Many estate planning strategies are geared towards helping Woodland Hills residents avoid having their estates go to probate. Most typically try to avoid probate due to the time that it takes to complete the process and the expense that comes with it. Still, thousands of estate cases go to probate each year. Caseload information shared by the Judicial Council of California shows that for the 2012-13 fiscal year, 41,419 probate cases were filed in the state's courts. Yet simply because an estate case goes to probate does not mean that it has to stay there.

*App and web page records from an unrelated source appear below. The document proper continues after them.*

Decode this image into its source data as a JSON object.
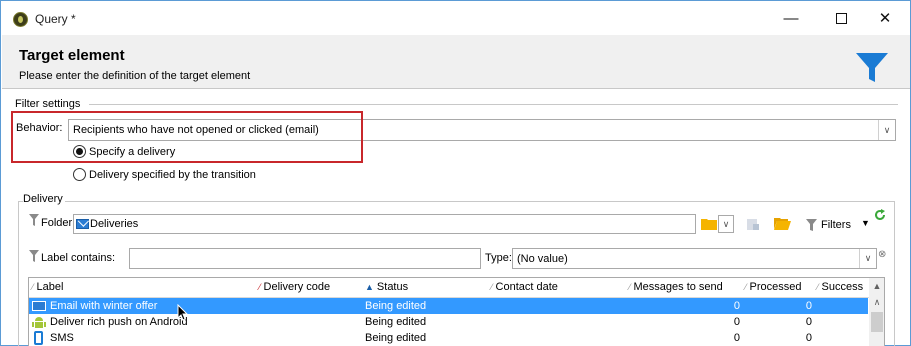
{
  "window": {
    "title": "Query *"
  },
  "header": {
    "title": "Target element",
    "subtitle": "Please enter the definition of the target element"
  },
  "filter_settings": {
    "section_label": "Filter settings",
    "behavior_label": "Behavior:",
    "behavior_value": "Recipients who have not opened or clicked (email)",
    "radio_specify": "Specify a delivery",
    "radio_transition": "Delivery specified by the transition",
    "selected_radio": "Specify a delivery"
  },
  "delivery": {
    "section_label": "Delivery",
    "folder_label": "Folder:",
    "folder_value": "Deliveries",
    "filters_label": "Filters",
    "label_contains": "Label contains:",
    "label_contains_value": "",
    "type_label": "Type:",
    "type_value": "(No value)"
  },
  "table": {
    "columns": [
      "Label",
      "Delivery code",
      "Status",
      "Contact date",
      "Messages to send",
      "Processed",
      "Success"
    ],
    "rows": [
      {
        "label": "Email with winter offer",
        "code": "",
        "status": "Being edited",
        "contact": "",
        "to_send": "0",
        "processed": "0",
        "icon": "email-icon",
        "selected": true
      },
      {
        "label": "Deliver rich push on Android",
        "code": "",
        "status": "Being edited",
        "contact": "",
        "to_send": "0",
        "processed": "0",
        "icon": "android-icon",
        "selected": false
      },
      {
        "label": "SMS",
        "code": "",
        "status": "Being edited",
        "contact": "",
        "to_send": "0",
        "processed": "0",
        "icon": "mobile-phone-icon",
        "selected": false
      }
    ]
  },
  "colors": {
    "accent": "#1a7bd4",
    "selection": "#3399ff",
    "highlight_box": "#c8272b",
    "header_bg": "#f0f0f0"
  }
}
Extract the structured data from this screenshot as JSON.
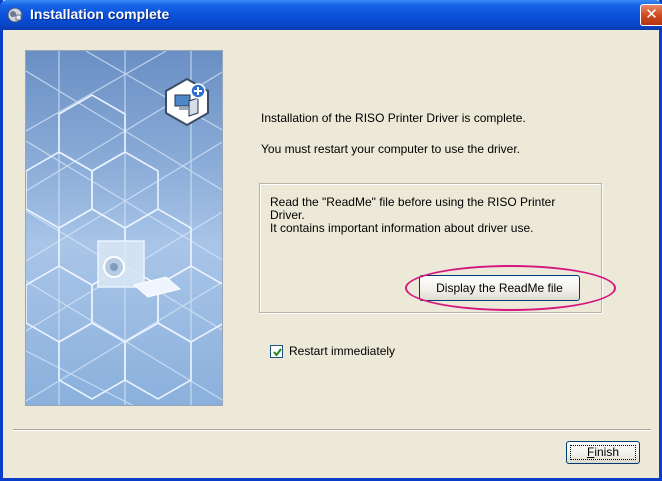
{
  "window": {
    "title": "Installation complete",
    "close_glyph": "✕",
    "title_icon": "installer-icon"
  },
  "content": {
    "line1": "Installation of the RISO Printer Driver is complete.",
    "line2": "You must restart your computer to use the driver."
  },
  "readme_group": {
    "text1": "Read the \"ReadMe\" file before using the RISO Printer Driver.",
    "text2": "It contains important information about driver use.",
    "button_label": "Display the ReadMe file"
  },
  "restart": {
    "label": "Restart immediately",
    "checked": true
  },
  "footer": {
    "finish_label": "Finish"
  },
  "colors": {
    "title_bar": "#0a4fd8",
    "dialog_bg": "#ece9d8",
    "highlight": "#d6157f"
  }
}
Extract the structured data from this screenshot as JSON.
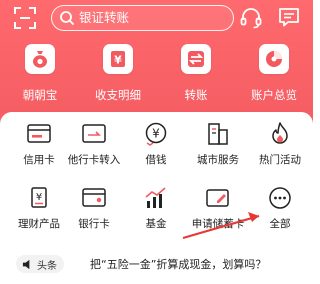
{
  "header": {
    "search_placeholder": "银证转账",
    "brand_color": "#f25a60"
  },
  "quick_actions": [
    {
      "icon": "money-bag-icon",
      "label": "朝朝宝"
    },
    {
      "icon": "yen-receipt-icon",
      "label": "收支明细"
    },
    {
      "icon": "transfer-arrows-icon",
      "label": "转账"
    },
    {
      "icon": "pie-chart-icon",
      "label": "账户总览"
    }
  ],
  "services": [
    {
      "icon": "credit-card-icon",
      "label": "信用卡"
    },
    {
      "icon": "card-transfer-in-icon",
      "label": "他行卡转入"
    },
    {
      "icon": "yen-coin-icon",
      "label": "借钱"
    },
    {
      "icon": "city-buildings-icon",
      "label": "城市服务"
    },
    {
      "icon": "flame-icon",
      "label": "热门活动"
    },
    {
      "icon": "yen-document-icon",
      "label": "理财产品"
    },
    {
      "icon": "bank-card-icon",
      "label": "银行卡"
    },
    {
      "icon": "fund-growth-icon",
      "label": "基金"
    },
    {
      "icon": "apply-card-icon",
      "label": "申请储蓄卡"
    },
    {
      "icon": "more-dots-icon",
      "label": "全部"
    }
  ],
  "news": {
    "tag": "头条",
    "headline": "把“五险一金”折算成现金，划算吗？"
  }
}
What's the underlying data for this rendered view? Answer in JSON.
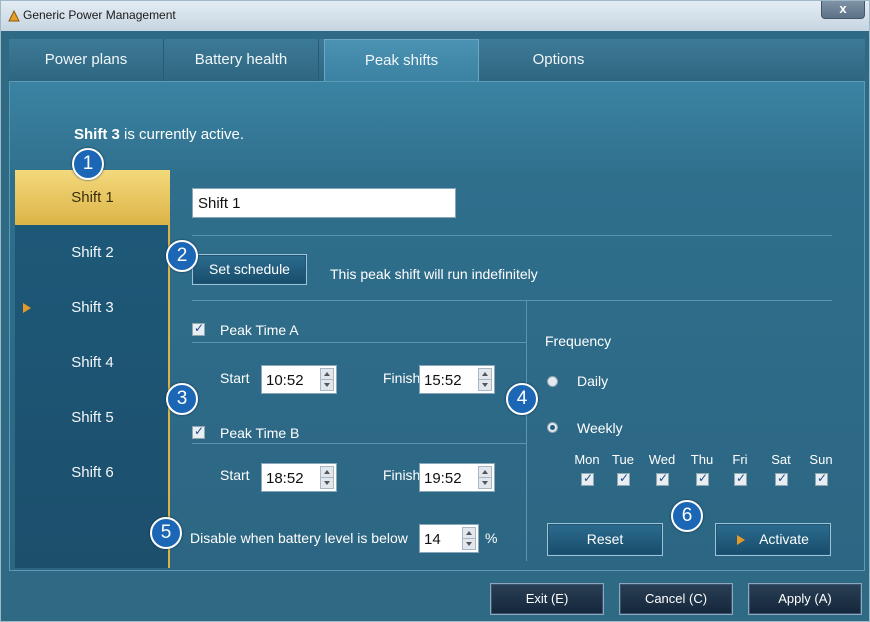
{
  "window": {
    "title": "Generic Power Management",
    "close_label": "x"
  },
  "tabs": [
    {
      "label": "Power plans"
    },
    {
      "label": "Battery health"
    },
    {
      "label": "Peak shifts"
    },
    {
      "label": "Options"
    }
  ],
  "status": {
    "shift_name": "Shift 3",
    "suffix": "is currently active."
  },
  "shifts": [
    {
      "label": "Shift 1"
    },
    {
      "label": "Shift 2"
    },
    {
      "label": "Shift 3"
    },
    {
      "label": "Shift 4"
    },
    {
      "label": "Shift 5"
    },
    {
      "label": "Shift 6"
    }
  ],
  "editor": {
    "name_value": "Shift 1",
    "set_schedule_label": "Set schedule",
    "schedule_note": "This peak shift will run indefinitely",
    "peak_a": {
      "label": "Peak Time A",
      "start_label": "Start",
      "start": "10:52",
      "finish_label": "Finish",
      "finish": "15:52"
    },
    "peak_b": {
      "label": "Peak Time B",
      "start_label": "Start",
      "start": "18:52",
      "finish_label": "Finish",
      "finish": "19:52"
    },
    "battery": {
      "label": "Disable when battery level is below",
      "value": "14",
      "unit": "%"
    },
    "frequency": {
      "label": "Frequency",
      "daily_label": "Daily",
      "weekly_label": "Weekly",
      "selected": "Weekly",
      "days": [
        "Mon",
        "Tue",
        "Wed",
        "Thu",
        "Fri",
        "Sat",
        "Sun"
      ]
    },
    "reset_label": "Reset",
    "activate_label": "Activate"
  },
  "footer": {
    "exit_label": "Exit (E)",
    "cancel_label": "Cancel (C)",
    "apply_label": "Apply (A)"
  },
  "callouts": [
    "1",
    "2",
    "3",
    "4",
    "5",
    "6"
  ],
  "colors": {
    "accent_gold": "#dcb447",
    "badge_blue": "#1c67b5",
    "panel_blue": "#2f6a85",
    "arrow_orange": "#e49a2a"
  }
}
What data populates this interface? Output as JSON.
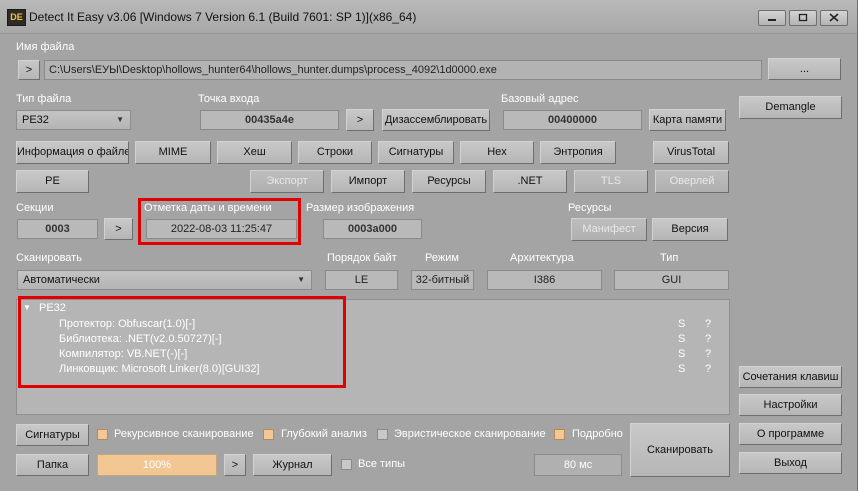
{
  "window": {
    "title": "Detect It Easy v3.06 [Windows 7 Version 6.1 (Build 7601: SP 1)](x86_64)",
    "icon_text": "DE"
  },
  "file": {
    "label": "Имя файла",
    "nav_button": ">",
    "path": "C:\\Users\\ЕУЫ\\Desktop\\hollows_hunter64\\hollows_hunter.dumps\\process_4092\\1d0000.exe",
    "browse_button": "..."
  },
  "info": {
    "file_type_label": "Тип файла",
    "file_type_value": "PE32",
    "entry_label": "Точка входа",
    "entry_value": "00435a4e",
    "entry_nav": ">",
    "disasm_button": "Дизассемблировать",
    "base_label": "Базовый адрес",
    "base_value": "00400000",
    "memmap_button": "Карта памяти"
  },
  "toolbar1": [
    "Информация о файле",
    "MIME",
    "Хеш",
    "Строки",
    "Сигнатуры",
    "Hex",
    "Энтропия",
    "VirusTotal"
  ],
  "toolbar2": {
    "pe": "PE",
    "export": "Экспорт",
    "import": "Импорт",
    "resources": "Ресурсы",
    "net": ".NET",
    "tls": "TLS",
    "overlay": "Оверлей"
  },
  "sections": {
    "label": "Секции",
    "value": "0003",
    "nav": ">",
    "timestamp_label": "Отметка даты и времени",
    "timestamp_value": "2022-08-03 11:25:47",
    "image_size_label": "Размер изображения",
    "image_size_value": "0003a000",
    "resources_label": "Ресурсы",
    "manifest_button": "Манифест",
    "version_button": "Версия"
  },
  "scan": {
    "label": "Сканировать",
    "mode_value": "Автоматически",
    "byte_order_label": "Порядок байт",
    "byte_order_value": "LE",
    "mode_label": "Режим",
    "mode_bits": "32-битный",
    "arch_label": "Архитектура",
    "arch_value": "I386",
    "type_label": "Тип",
    "type_value": "GUI"
  },
  "results": {
    "root": "PE32",
    "items": [
      {
        "text": "Протектор: Obfuscar(1.0)[-]",
        "s": "S",
        "q": "?"
      },
      {
        "text": "Библиотека: .NET(v2.0.50727)[-]",
        "s": "S",
        "q": "?"
      },
      {
        "text": "Компилятор: VB.NET(-)[-]",
        "s": "S",
        "q": "?"
      },
      {
        "text": "Линковщик: Microsoft Linker(8.0)[GUI32]",
        "s": "S",
        "q": "?"
      }
    ]
  },
  "side": {
    "demangle": "Demangle",
    "shortcuts": "Сочетания клавиш",
    "settings": "Настройки",
    "about": "О программе",
    "exit": "Выход"
  },
  "bottom": {
    "signatures_button": "Сигнатуры",
    "recursive": {
      "label": "Рекурсивное сканирование",
      "checked": true
    },
    "deep": {
      "label": "Глубокий анализ",
      "checked": true
    },
    "heuristic": {
      "label": "Эвристическое сканирование",
      "checked": false
    },
    "verbose": {
      "label": "Подробно",
      "checked": true
    },
    "folder_button": "Папка",
    "progress_value": "100%",
    "nav": ">",
    "log_button": "Журнал",
    "all_types": {
      "label": "Все типы",
      "checked": false
    },
    "time": "80 мс",
    "scan_button": "Сканировать"
  }
}
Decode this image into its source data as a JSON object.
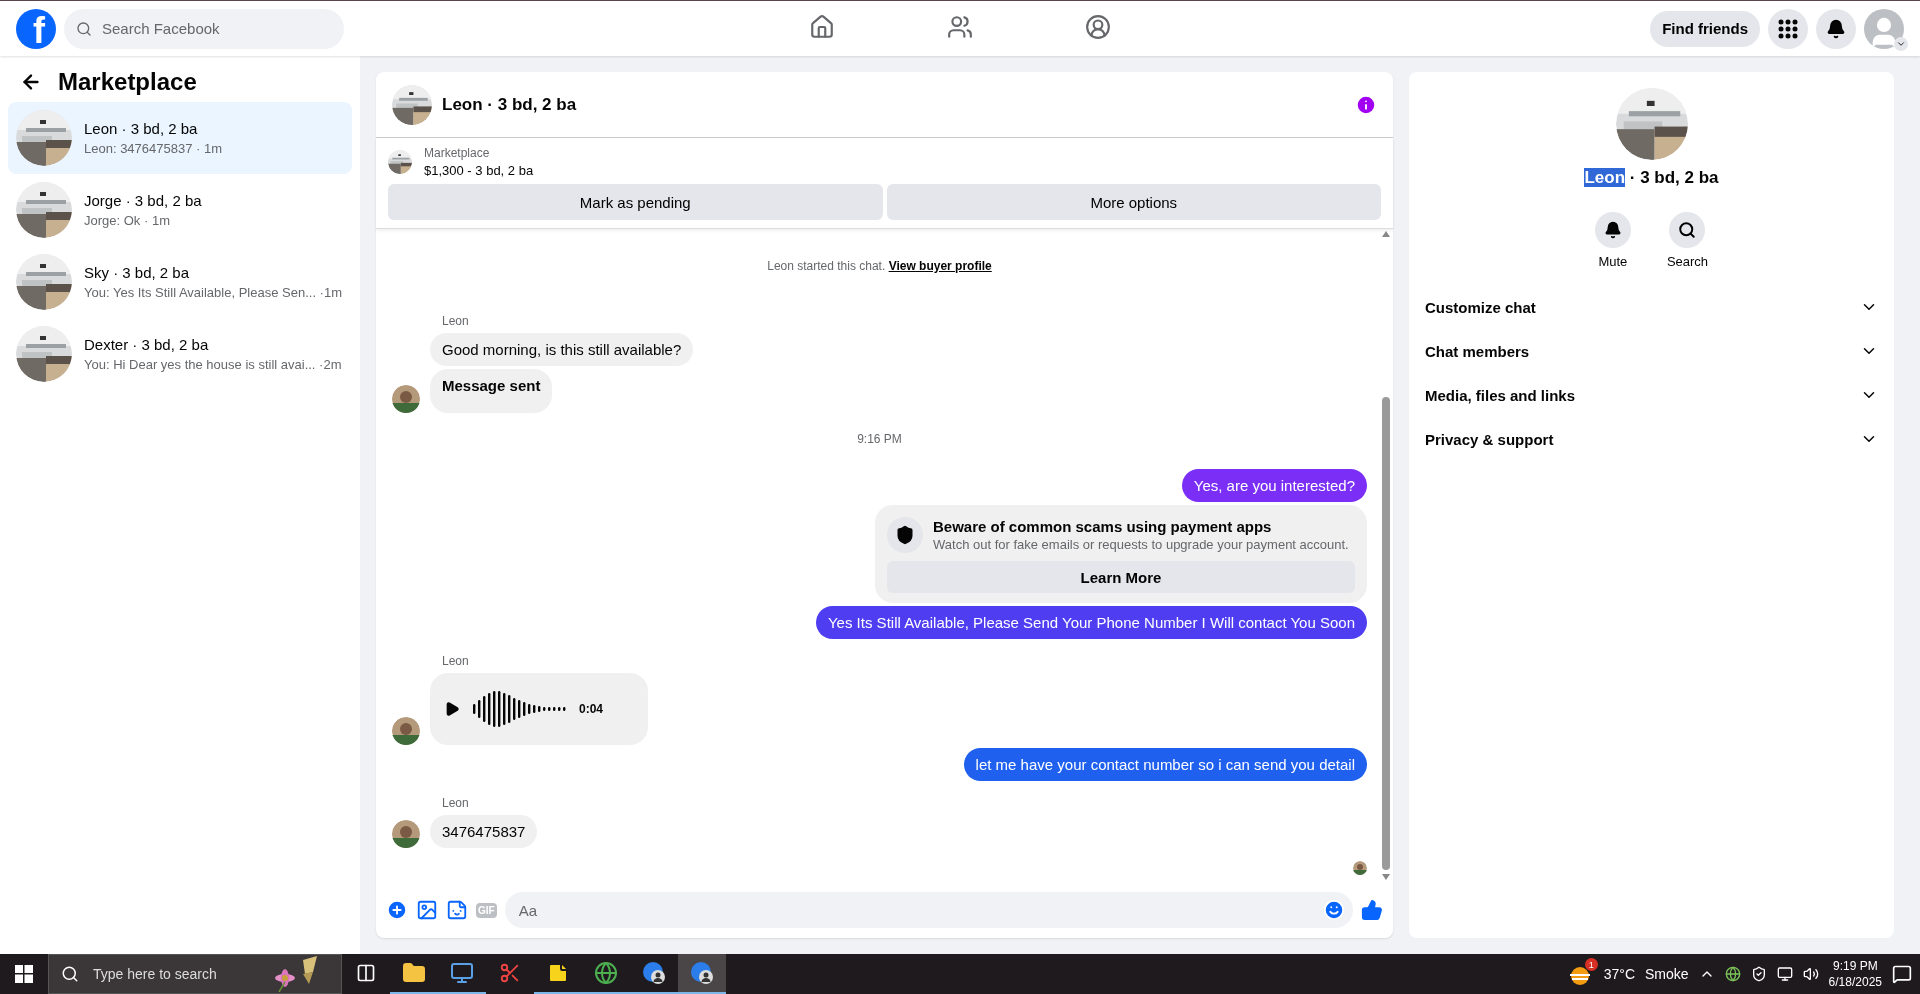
{
  "topbar": {
    "logo": "f",
    "search": {
      "placeholder": "Search Facebook"
    },
    "nav": [
      {
        "kind": "home",
        "selected": false
      },
      {
        "kind": "friends",
        "selected": false
      },
      {
        "kind": "groups",
        "selected": false
      }
    ],
    "find_friends": "Find friends"
  },
  "sidebar": {
    "title": "Marketplace",
    "conversations": [
      {
        "name": "Leon · 3 bd, 2 ba",
        "preview": "Leon: 3476475837 · 1m",
        "selected": true
      },
      {
        "name": "Jorge · 3 bd, 2 ba",
        "preview": "Jorge: Ok · 1m",
        "selected": false
      },
      {
        "name": "Sky · 3 bd, 2 ba",
        "preview": "You: Yes Its Still Available, Please Sen...  ·1m",
        "selected": false
      },
      {
        "name": "Dexter · 3 bd, 2 ba",
        "preview": "You: Hi Dear yes the house is still avai... ·2m",
        "selected": false
      }
    ]
  },
  "chat": {
    "title": "Leon · 3 bd, 2 ba",
    "listing": {
      "source": "Marketplace",
      "summary": "$1,300 - 3 bd, 2 ba"
    },
    "actions": [
      "Mark as pending",
      "More options"
    ],
    "messages": [
      {
        "kind": "system",
        "text": "Leon started this chat.",
        "link": "View buyer profile"
      },
      {
        "kind": "sender",
        "text": "Leon"
      },
      {
        "kind": "incoming",
        "text": "Good morning, is this still available?",
        "avatar": false
      },
      {
        "kind": "status",
        "text": "Message sent",
        "avatar": true
      },
      {
        "kind": "time",
        "text": "9:16 PM"
      },
      {
        "kind": "outgoing",
        "text": "Yes, are you interested?",
        "color": "#7b2ff6"
      },
      {
        "kind": "warning",
        "title": "Beware of common scams using payment apps",
        "body": "Watch out for fake emails or requests to upgrade your payment account.",
        "button": "Learn More"
      },
      {
        "kind": "outgoing",
        "text": "Yes Its Still Available, Please Send Your Phone Number I Will contact You Soon",
        "color": "#4f3df1"
      },
      {
        "kind": "sender",
        "text": "Leon"
      },
      {
        "kind": "audio",
        "duration": "0:04",
        "avatar": true
      },
      {
        "kind": "outgoing",
        "text": "let me have your contact number so i can send you detail",
        "color": "#1f60ef"
      },
      {
        "kind": "sender",
        "text": "Leon"
      },
      {
        "kind": "incoming",
        "text": "3476475837",
        "avatar": true
      },
      {
        "kind": "seen"
      }
    ],
    "composer": {
      "gif": "GIF",
      "placeholder": "Aa"
    }
  },
  "details": {
    "name": "Leon",
    "name_selected": true,
    "rest": "· 3 bd, 2 ba",
    "actions": [
      {
        "kind": "mute",
        "label": "Mute"
      },
      {
        "kind": "search",
        "label": "Search"
      }
    ],
    "sections": [
      {
        "label": "Customize chat",
        "expanded": false
      },
      {
        "label": "Chat members",
        "expanded": false
      },
      {
        "label": "Media, files and links",
        "expanded": false
      },
      {
        "label": "Privacy & support",
        "expanded": false
      }
    ]
  },
  "taskbar": {
    "search": {
      "placeholder": "Type here to search"
    },
    "apps": [
      {
        "kind": "folder",
        "running": true,
        "selected": false
      },
      {
        "kind": "network",
        "running": true,
        "selected": false
      },
      {
        "kind": "snip",
        "running": false,
        "selected": false
      },
      {
        "kind": "sticky",
        "running": true,
        "selected": false
      },
      {
        "kind": "chrome",
        "running": true,
        "selected": false
      },
      {
        "kind": "profile",
        "running": true,
        "selected": false
      },
      {
        "kind": "profile",
        "running": true,
        "selected": true
      }
    ],
    "weather": {
      "badge": "1",
      "temp": "37°C",
      "condition": "Smoke"
    },
    "time": "9:19 PM",
    "date": "6/18/2025"
  }
}
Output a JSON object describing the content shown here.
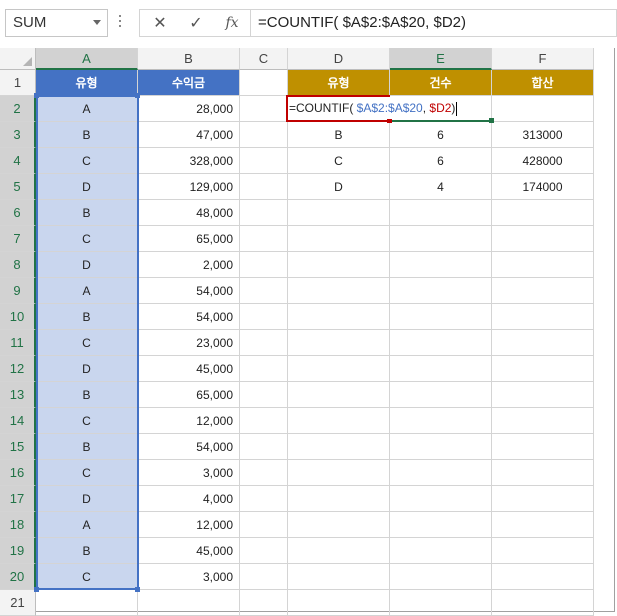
{
  "formula_bar": {
    "name_box": "SUM",
    "cancel_icon": "✕",
    "enter_icon": "✓",
    "fx_label": "fx",
    "formula": "=COUNTIF( $A$2:$A$20, $D2)"
  },
  "columns": [
    "A",
    "B",
    "C",
    "D",
    "E",
    "F"
  ],
  "rows": [
    "1",
    "2",
    "3",
    "4",
    "5",
    "6",
    "7",
    "8",
    "9",
    "10",
    "11",
    "12",
    "13",
    "14",
    "15",
    "16",
    "17",
    "18",
    "19",
    "20",
    "21"
  ],
  "table_left": {
    "header_type": "유형",
    "header_amount": "수익금",
    "rows": [
      {
        "type": "A",
        "amount": "28,000"
      },
      {
        "type": "B",
        "amount": "47,000"
      },
      {
        "type": "C",
        "amount": "328,000"
      },
      {
        "type": "D",
        "amount": "129,000"
      },
      {
        "type": "B",
        "amount": "48,000"
      },
      {
        "type": "C",
        "amount": "65,000"
      },
      {
        "type": "D",
        "amount": "2,000"
      },
      {
        "type": "A",
        "amount": "54,000"
      },
      {
        "type": "B",
        "amount": "54,000"
      },
      {
        "type": "C",
        "amount": "23,000"
      },
      {
        "type": "D",
        "amount": "45,000"
      },
      {
        "type": "B",
        "amount": "65,000"
      },
      {
        "type": "C",
        "amount": "12,000"
      },
      {
        "type": "B",
        "amount": "54,000"
      },
      {
        "type": "C",
        "amount": "3,000"
      },
      {
        "type": "D",
        "amount": "4,000"
      },
      {
        "type": "A",
        "amount": "12,000"
      },
      {
        "type": "B",
        "amount": "45,000"
      },
      {
        "type": "C",
        "amount": "3,000"
      }
    ]
  },
  "table_right": {
    "header_type": "유형",
    "header_count": "건수",
    "header_sum": "합산",
    "editing_formula": {
      "prefix": "=COUNTIF( ",
      "range": "$A$2:$A$20",
      "sep": ", ",
      "ref": "$D2",
      "suffix": ")"
    },
    "rows": [
      {
        "type": "B",
        "count": "6",
        "sum": "313000"
      },
      {
        "type": "C",
        "count": "6",
        "sum": "428000"
      },
      {
        "type": "D",
        "count": "4",
        "sum": "174000"
      }
    ]
  },
  "colors": {
    "header_blue": "#4472c4",
    "header_gold": "#bf9000",
    "selection_fill": "#c9d6ee",
    "ref_red": "#c00000",
    "active_green": "#217346"
  }
}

The California Probate Code leaves room for interested parties to an estate to attempt to revoke the probate of a will. That party must file a petition with the court stating his or her objections to the validity of the will. Once the petition has been filed, the court will then issue a summons to the estate's personal representative, as well as the heirs named therein. This gives those parties the chance to participate in the call to revoke the probate of the will if they so choose, either in support of or opposition to it. However, they are only given a window of 30 days from the time that they receive the summons to respond to it. If they fail to do so, their interest in the estate is not affected, yet they are unable to participate in the revocation proceedings. They are then bound to abide by whatever ruling emerges from the revocation hearing.
The only requirements one must meet to request that a will be revoked from probate is that he or she cannot be party to an active contest of the will. His or her petition must also be filed within 120 days of the will being admitted to probate.